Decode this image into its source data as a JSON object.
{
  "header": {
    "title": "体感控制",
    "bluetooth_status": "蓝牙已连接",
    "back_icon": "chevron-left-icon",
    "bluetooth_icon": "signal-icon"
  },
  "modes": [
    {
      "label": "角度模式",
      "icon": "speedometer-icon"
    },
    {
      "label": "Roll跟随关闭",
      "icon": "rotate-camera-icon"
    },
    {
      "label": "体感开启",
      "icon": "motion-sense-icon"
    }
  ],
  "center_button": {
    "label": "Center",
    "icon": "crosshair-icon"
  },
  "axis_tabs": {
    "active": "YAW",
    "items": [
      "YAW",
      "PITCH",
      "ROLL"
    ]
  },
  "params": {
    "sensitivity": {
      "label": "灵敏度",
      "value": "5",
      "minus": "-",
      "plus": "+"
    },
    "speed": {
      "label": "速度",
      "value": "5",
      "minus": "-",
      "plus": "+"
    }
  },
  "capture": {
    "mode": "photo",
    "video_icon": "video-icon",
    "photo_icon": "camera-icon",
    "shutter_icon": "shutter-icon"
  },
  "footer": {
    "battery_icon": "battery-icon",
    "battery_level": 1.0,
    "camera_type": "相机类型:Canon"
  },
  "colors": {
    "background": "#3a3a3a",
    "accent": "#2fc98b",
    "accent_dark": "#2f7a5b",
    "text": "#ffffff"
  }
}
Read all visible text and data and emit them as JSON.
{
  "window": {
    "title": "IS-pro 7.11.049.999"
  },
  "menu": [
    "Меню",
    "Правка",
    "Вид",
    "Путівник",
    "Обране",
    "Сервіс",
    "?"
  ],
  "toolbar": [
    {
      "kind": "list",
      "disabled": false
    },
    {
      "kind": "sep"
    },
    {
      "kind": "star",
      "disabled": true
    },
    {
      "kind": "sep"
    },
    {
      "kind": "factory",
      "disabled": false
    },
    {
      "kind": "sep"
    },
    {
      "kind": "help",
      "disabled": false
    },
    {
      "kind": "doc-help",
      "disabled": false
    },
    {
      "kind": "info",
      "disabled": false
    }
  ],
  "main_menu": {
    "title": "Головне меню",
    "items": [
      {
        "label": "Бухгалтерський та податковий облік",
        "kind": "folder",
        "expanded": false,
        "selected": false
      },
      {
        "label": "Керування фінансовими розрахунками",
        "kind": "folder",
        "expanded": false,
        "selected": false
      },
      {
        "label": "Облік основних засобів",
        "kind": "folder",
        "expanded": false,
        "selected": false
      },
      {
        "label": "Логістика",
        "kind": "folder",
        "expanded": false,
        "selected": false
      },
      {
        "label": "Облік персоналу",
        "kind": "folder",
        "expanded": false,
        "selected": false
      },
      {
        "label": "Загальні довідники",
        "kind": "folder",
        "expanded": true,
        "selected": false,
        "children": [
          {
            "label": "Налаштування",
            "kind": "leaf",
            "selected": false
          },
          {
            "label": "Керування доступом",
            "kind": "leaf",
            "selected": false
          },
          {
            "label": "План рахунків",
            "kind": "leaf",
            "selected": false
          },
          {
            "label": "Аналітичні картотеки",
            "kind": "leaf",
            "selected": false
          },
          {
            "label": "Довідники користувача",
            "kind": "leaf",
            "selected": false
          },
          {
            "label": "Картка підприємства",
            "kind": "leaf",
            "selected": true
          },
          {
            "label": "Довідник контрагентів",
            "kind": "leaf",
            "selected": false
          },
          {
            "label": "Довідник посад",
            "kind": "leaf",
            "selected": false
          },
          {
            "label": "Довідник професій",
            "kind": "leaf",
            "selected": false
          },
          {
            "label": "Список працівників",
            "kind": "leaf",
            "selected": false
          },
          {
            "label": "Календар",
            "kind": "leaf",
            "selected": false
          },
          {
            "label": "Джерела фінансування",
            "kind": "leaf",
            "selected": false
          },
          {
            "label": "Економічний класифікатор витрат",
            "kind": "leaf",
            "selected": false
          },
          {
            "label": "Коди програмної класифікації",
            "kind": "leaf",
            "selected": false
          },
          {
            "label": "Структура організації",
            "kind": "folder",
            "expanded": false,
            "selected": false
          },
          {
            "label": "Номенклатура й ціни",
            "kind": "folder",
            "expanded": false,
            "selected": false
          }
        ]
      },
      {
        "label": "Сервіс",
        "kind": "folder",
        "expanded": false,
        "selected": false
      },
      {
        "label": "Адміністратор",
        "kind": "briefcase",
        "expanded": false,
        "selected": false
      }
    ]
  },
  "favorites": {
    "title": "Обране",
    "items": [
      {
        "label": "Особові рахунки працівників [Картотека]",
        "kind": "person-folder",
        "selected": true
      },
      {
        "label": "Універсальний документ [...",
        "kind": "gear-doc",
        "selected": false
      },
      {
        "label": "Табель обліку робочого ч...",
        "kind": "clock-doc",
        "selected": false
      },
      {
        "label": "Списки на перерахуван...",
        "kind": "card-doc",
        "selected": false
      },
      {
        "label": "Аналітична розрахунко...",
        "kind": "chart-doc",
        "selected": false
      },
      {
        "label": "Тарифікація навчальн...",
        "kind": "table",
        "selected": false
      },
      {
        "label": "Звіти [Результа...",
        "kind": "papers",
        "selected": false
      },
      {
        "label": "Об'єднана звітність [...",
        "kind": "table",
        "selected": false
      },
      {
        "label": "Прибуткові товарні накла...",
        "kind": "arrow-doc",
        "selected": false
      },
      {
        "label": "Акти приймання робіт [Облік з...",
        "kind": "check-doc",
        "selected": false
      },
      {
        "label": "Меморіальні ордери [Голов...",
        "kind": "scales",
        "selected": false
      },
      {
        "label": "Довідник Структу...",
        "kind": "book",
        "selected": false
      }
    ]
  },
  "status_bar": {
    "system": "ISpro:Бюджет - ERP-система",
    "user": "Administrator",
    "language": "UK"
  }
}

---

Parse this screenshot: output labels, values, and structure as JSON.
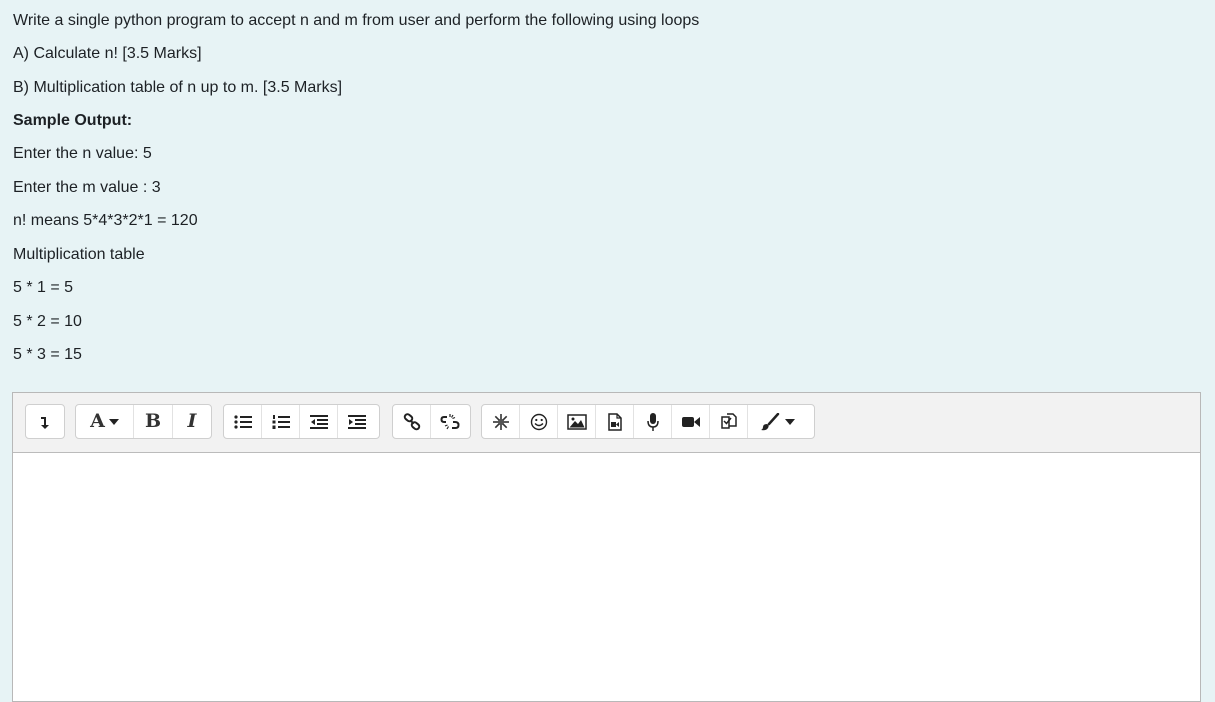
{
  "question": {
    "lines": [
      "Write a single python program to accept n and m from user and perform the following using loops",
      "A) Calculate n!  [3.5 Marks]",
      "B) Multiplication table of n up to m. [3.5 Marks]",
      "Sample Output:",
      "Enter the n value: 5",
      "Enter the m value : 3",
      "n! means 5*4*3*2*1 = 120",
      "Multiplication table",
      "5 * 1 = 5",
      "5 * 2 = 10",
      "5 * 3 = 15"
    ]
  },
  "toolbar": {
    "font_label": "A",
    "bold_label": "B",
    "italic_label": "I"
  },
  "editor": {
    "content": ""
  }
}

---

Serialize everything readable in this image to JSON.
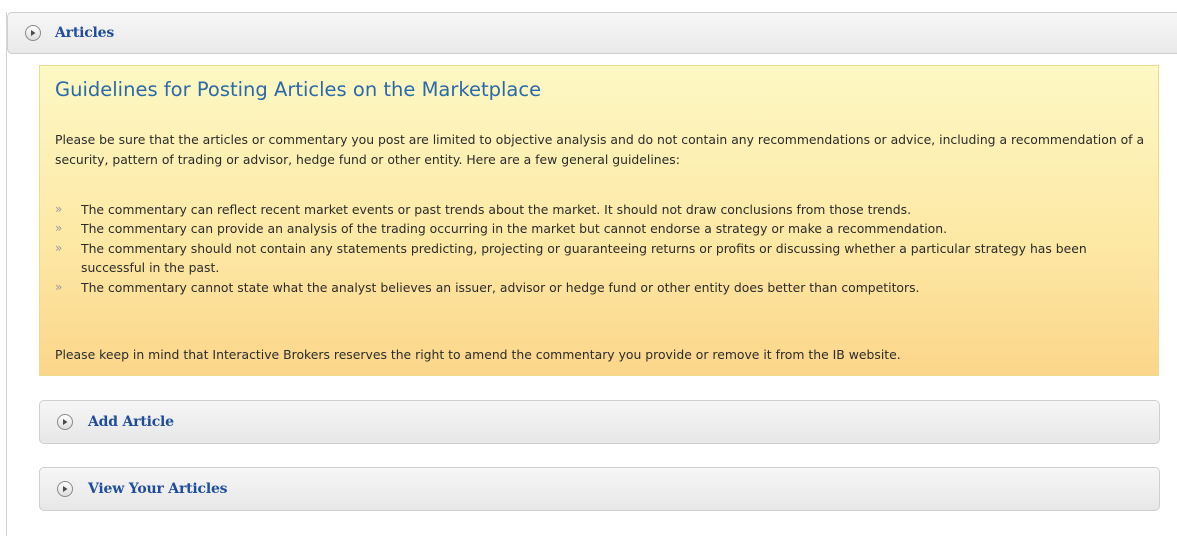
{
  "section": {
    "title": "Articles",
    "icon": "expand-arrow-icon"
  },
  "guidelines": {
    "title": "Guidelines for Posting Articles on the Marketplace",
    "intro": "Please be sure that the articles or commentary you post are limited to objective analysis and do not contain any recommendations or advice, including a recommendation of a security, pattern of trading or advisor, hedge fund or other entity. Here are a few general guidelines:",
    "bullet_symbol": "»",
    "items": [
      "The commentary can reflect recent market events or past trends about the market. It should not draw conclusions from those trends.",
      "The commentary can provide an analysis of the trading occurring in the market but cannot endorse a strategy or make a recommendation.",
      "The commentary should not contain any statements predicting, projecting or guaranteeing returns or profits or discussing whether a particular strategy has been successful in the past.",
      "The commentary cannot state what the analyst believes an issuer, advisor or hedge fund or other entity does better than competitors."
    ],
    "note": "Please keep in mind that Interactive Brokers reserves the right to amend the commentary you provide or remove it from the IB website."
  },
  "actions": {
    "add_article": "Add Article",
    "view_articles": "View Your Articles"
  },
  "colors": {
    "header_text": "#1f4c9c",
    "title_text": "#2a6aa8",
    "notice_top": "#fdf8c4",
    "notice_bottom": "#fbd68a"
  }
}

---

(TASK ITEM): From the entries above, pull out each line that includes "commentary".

(FINAL ANSWER):
    "intro": "Please be sure that the articles or commentary you post are limited to objective analysis and do not contain any recommendations or advice, including a recommendation of a security, pattern of trading or advisor, hedge fund or other entity. Here are a few general guidelines:",
      "The commentary can reflect recent market events or past trends about the market. It should not draw conclusions from those trends.",
      "The commentary can provide an analysis of the trading occurring in the market but cannot endorse a strategy or make a recommendation.",
      "The commentary should not contain any statements predicting, projecting or guaranteeing returns or profits or discussing whether a particular strategy has been successful in the past.",
      "The commentary cannot state what the analyst believes an issuer, advisor or hedge fund or other entity does better than competitors."
    "note": "Please keep in mind that Interactive Brokers reserves the right to amend the commentary you provide or remove it from the IB website."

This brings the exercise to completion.